), Millionare Waltz (solo section, and guitar orchestration accompaniment), Dreamers Ball (song opening using guitar orchestration), Flash Gordon (guitar orchestration following vocal-line Saviour of the Universe!
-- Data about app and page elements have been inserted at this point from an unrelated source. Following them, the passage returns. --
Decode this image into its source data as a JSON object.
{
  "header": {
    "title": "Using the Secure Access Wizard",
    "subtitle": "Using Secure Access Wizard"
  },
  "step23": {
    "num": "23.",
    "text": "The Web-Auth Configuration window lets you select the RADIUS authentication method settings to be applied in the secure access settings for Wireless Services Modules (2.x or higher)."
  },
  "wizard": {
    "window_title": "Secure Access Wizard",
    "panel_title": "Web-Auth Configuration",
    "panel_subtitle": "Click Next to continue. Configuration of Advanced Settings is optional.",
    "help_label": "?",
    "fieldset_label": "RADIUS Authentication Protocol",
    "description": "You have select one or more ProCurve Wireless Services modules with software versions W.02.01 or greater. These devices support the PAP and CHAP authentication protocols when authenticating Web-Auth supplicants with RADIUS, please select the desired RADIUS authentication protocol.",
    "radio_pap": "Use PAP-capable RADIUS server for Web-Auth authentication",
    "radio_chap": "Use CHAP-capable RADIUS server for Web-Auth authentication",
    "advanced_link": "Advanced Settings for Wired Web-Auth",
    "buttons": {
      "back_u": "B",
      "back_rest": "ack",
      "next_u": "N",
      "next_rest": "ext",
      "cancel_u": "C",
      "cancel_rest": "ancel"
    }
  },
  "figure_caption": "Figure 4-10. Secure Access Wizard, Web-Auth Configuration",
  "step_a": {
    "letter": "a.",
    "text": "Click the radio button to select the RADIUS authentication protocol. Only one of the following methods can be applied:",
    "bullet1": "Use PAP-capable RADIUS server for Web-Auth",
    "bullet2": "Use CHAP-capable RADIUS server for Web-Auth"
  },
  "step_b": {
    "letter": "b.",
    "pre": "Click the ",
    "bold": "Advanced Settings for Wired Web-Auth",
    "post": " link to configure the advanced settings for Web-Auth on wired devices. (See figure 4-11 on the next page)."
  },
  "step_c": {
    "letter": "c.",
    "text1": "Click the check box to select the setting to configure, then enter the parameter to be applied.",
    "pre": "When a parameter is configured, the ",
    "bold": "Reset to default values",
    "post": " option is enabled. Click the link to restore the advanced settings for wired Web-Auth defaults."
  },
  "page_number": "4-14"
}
), Hard Life (large multi-tracked guitar chords at solo opening), Delilah (guitar solo), Bijou (guitar solo, although a little lost amongst heavy use of reverb and delay), A Winters Tale (guitar solo), Business (large multi-tracked guitar chords at songs beginning), and finally and perhaps most famously God Save the Queen (Entire piece, multi-tracked guitar), and the Wagner Wedding March from Flash Gordon (also the Entire piece, multi-tracked guitar) Most of the above examples, in addition to being amongst the clearest examples of Brians alternative tone, have another factor in common they have all appear to have large amounts of multi-tracked, layered guitar orchestration parts.Deacon, a recent graduate of electronics from Imperial College London quickly noticed Mays enthusiasm for producing multi-tracked guitar harmony parts after hearing a very early rendition of Procession that May had recorded at home on a small homemade amplifier that Brian himself had built.Hence, a few months after joining the group, Deacon arrived for a Queen practice with a gift for Brian, a small 0.45 Watt RMS amplifier assembled from an old bookshelf speaker with electronics from a car-radio, all salvaged from a refuse-skip.The layout is typical Vox, with the single 6½-inch speaker positioned at the front-bottom of the unit behind the usual Vox trademark three-colour diamond-weave speaker covering whilst the control panel as shown above is placed on the top of the unit.Although the control panel does not face the rear of the unit, as is normal with the AC30s (dating back to the early AC30 years where the amplifier sat in front of the guitarist facing the audience, and hence a rear-facing control panel was sensible), the chicken-head knobs further reinforce a traditional Vox appearance.The only control of tone for the Deacy is a piece of cloth that can be draped over the front, smoothing if necessary any high-treble response in the amplifier.